There are plenty of important dates to remember where the ATO are concerned, and the Fringe Benefits Tax of FBT year end is one of them. The FBT year runs from 1st April each year to the 31st March the following year.
So what is FBT?
There are some benefits that employers give to their employees that have a monetary value. These benefits are given in addition to or as part of their salary or wages. Because they have a monetary value attached to them they are taxed, but separate to your income tax, in the form of FBT or Fringe Benefits Tax. As an employer you need to be aware of benefits that your employees are being given and ensure that the appropriate tax is calculated and paid to the ATO.
Here are some of the ATO hot spots when it comes to FBT and what you need to be aware of:
1. Company cars
You might provide employees with a company car, but if that car is being used for any personal use whether it is on the weekends, picking up kids from school, shopping or used by another person then it will incur FBT. Even being garaged at the employees home overnight is considered for tax purposes as being available for personal use regardless of whether it is or not.
2. Utes & Commercial vehicle exemption
The exception to the motor vehicle FBT liability and subject to certain limitations, is when the vehicle is a ute or other commercial vehicle, provided the personal use is infrequent or limited. It needs to be a vehicle provided for work purposes and not part of a salary sacrifice, have no non business accessories fitted such as a child safety seat, and the value of the car can’t exceed $75,526 for fuel efficient vehicles or $65,094 for other vehicles.
To determine the infrequency of the personal use the ATO rule is that travel between their home and work is covered and any diversion for personal use can’t add more than 2 kms to that ordinary trip.
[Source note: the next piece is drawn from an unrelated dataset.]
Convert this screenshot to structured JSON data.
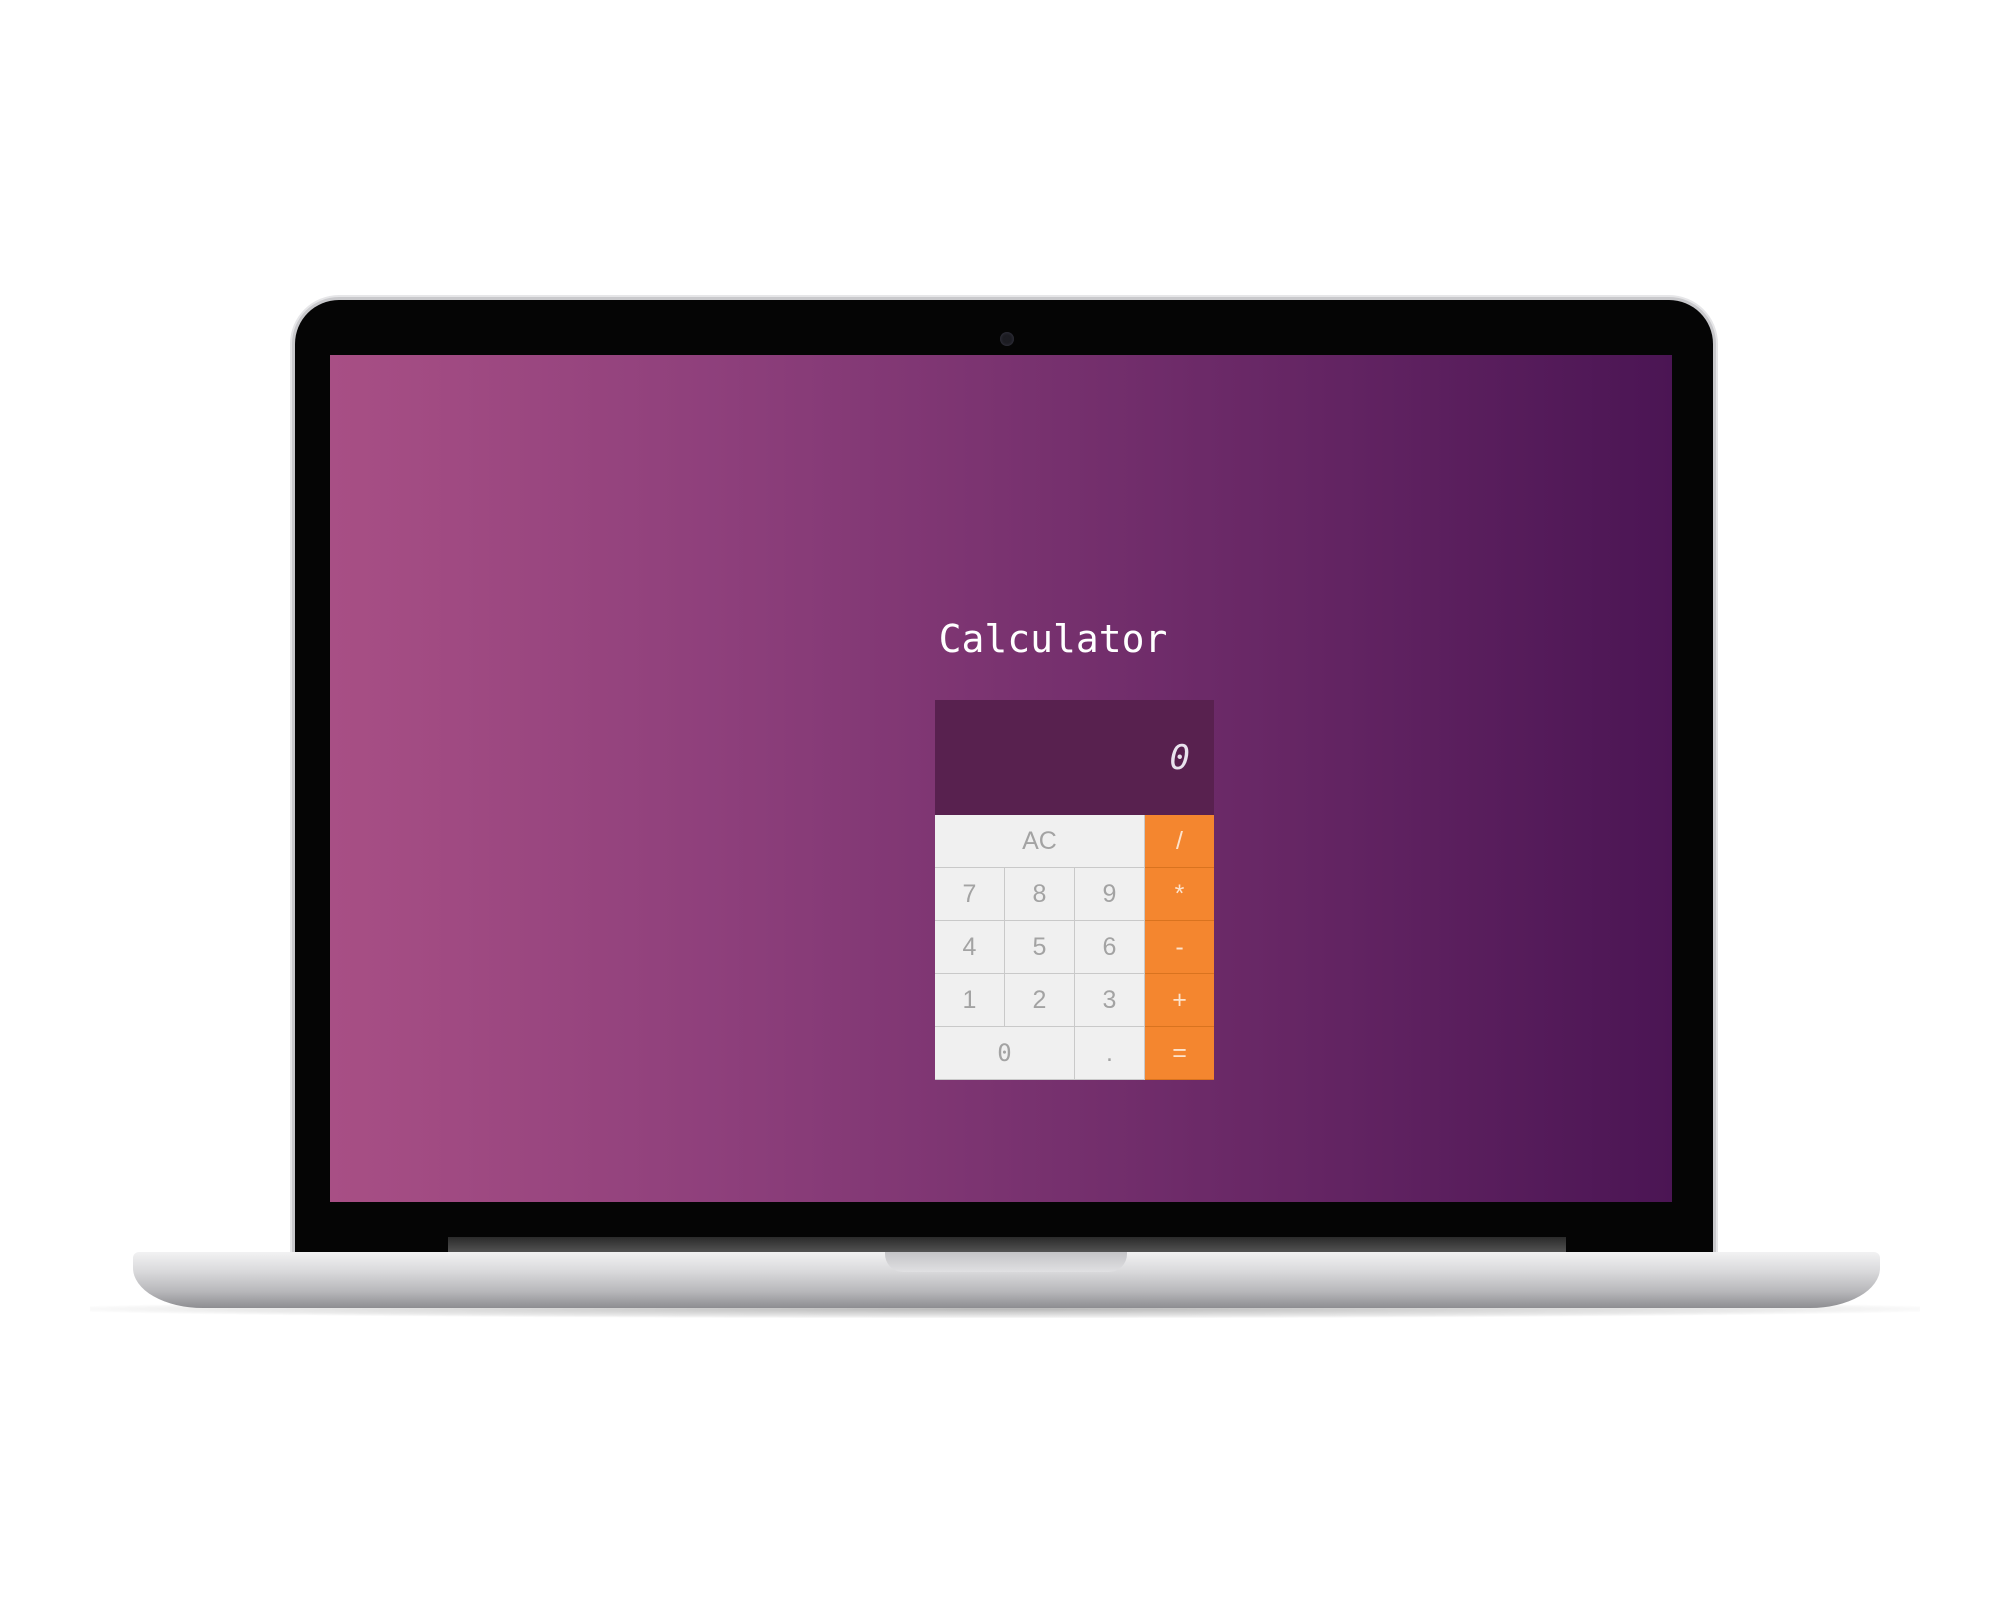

They can’t travel more than 750km in total each FBT year in wholly private trips and no single journey exceeding 200kms. Records would need to be kept to prove that this was being adhered to.
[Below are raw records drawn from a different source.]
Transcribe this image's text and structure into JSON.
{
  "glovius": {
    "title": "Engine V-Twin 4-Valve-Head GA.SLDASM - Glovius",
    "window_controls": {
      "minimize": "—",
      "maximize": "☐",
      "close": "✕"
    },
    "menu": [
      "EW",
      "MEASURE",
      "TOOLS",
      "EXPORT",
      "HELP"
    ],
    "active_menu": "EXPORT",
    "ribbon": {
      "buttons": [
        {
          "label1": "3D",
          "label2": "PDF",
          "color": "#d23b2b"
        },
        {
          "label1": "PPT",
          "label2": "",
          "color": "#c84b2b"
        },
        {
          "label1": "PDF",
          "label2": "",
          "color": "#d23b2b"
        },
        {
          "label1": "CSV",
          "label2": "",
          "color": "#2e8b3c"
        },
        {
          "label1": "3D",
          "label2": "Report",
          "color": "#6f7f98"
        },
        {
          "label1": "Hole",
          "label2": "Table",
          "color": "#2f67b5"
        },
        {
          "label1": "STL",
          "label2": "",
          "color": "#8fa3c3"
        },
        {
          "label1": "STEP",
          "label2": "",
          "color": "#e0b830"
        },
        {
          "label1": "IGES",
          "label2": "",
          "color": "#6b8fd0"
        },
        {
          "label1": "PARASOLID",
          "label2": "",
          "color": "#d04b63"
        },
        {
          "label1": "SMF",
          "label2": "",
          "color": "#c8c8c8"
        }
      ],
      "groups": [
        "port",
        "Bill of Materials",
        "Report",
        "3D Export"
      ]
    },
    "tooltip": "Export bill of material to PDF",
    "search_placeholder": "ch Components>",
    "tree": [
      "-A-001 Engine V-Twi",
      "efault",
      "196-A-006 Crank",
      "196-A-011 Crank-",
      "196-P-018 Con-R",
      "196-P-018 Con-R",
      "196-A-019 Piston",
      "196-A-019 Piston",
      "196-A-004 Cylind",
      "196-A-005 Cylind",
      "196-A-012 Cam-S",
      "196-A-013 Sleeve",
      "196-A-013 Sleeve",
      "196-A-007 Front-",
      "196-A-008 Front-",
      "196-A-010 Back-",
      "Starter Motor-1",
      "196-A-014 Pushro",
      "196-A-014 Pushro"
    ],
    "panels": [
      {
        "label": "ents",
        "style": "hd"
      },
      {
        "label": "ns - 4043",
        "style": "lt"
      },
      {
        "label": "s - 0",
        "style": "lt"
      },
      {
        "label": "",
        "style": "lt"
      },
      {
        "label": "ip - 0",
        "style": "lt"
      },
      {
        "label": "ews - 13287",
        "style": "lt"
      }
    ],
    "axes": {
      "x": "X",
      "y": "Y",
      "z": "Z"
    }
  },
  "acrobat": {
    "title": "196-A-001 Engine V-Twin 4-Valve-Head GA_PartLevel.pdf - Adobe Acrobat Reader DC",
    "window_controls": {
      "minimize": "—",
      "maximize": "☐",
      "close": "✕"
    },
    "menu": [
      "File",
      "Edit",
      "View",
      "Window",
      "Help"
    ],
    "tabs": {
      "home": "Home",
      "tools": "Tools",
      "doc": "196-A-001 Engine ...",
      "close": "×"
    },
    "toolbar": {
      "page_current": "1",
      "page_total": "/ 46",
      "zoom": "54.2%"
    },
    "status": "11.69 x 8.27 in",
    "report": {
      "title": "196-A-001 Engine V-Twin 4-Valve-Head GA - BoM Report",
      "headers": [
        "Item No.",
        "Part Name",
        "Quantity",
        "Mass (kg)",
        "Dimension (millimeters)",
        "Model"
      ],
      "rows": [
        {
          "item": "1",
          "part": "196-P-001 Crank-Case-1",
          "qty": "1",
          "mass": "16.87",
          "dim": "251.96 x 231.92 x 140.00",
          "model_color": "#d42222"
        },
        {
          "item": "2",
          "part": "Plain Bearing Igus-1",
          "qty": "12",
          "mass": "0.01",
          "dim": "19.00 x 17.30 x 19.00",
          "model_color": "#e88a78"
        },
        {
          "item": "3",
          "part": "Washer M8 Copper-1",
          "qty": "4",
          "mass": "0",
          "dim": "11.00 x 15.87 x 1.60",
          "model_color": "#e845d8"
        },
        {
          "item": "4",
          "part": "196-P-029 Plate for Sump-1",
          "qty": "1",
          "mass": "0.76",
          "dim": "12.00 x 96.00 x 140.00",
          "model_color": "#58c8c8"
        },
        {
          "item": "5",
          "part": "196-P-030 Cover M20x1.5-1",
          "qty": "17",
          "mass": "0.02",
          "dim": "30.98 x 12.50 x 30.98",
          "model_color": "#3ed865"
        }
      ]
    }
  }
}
3. Car parking values
If you are providing parking to your employees then it needs to be declared at the true market value of that parking. The ATO is finding that many employers who are providing on site parking to their employees are declaring the value of this well below market value of parking in that area.
When calculating the value of car parking you need to look at other parking available within a 1km radius of the parking you are providing. You may be required to provide evidence of rates you have used to determine the value of your parking.
4. Allowances when living away from home
As a general rule FBT applies to the full amount of the allowance paid. However, if some strict conditions are satisfied then the taxable value can be reduced by the accommodation and/or food component. Some common issues include misunderstandings between when an employee is living away from home as opposed to travelling for work.
5. Registering & housekeeping
If you have employees and you provide cars, car spaces, reimburse private expenses, provide entertainment such as food and drink and employee discounts then you are providing a fringe benefit and should be registered for FBT. If you provide only exempt items such as laptops, iPads, protective clothing, tools of trade or items under $300 in value then you are unlikely to have to worry about FBT.
If you provide cars then you need to make sure that you are recording odometer readings at the beginning and end of the FBT year.
If you have any doubts about FBT talk to our team. Our tax experts will be able to help you navigate what your obligations are and ensure you meet this in a timely way.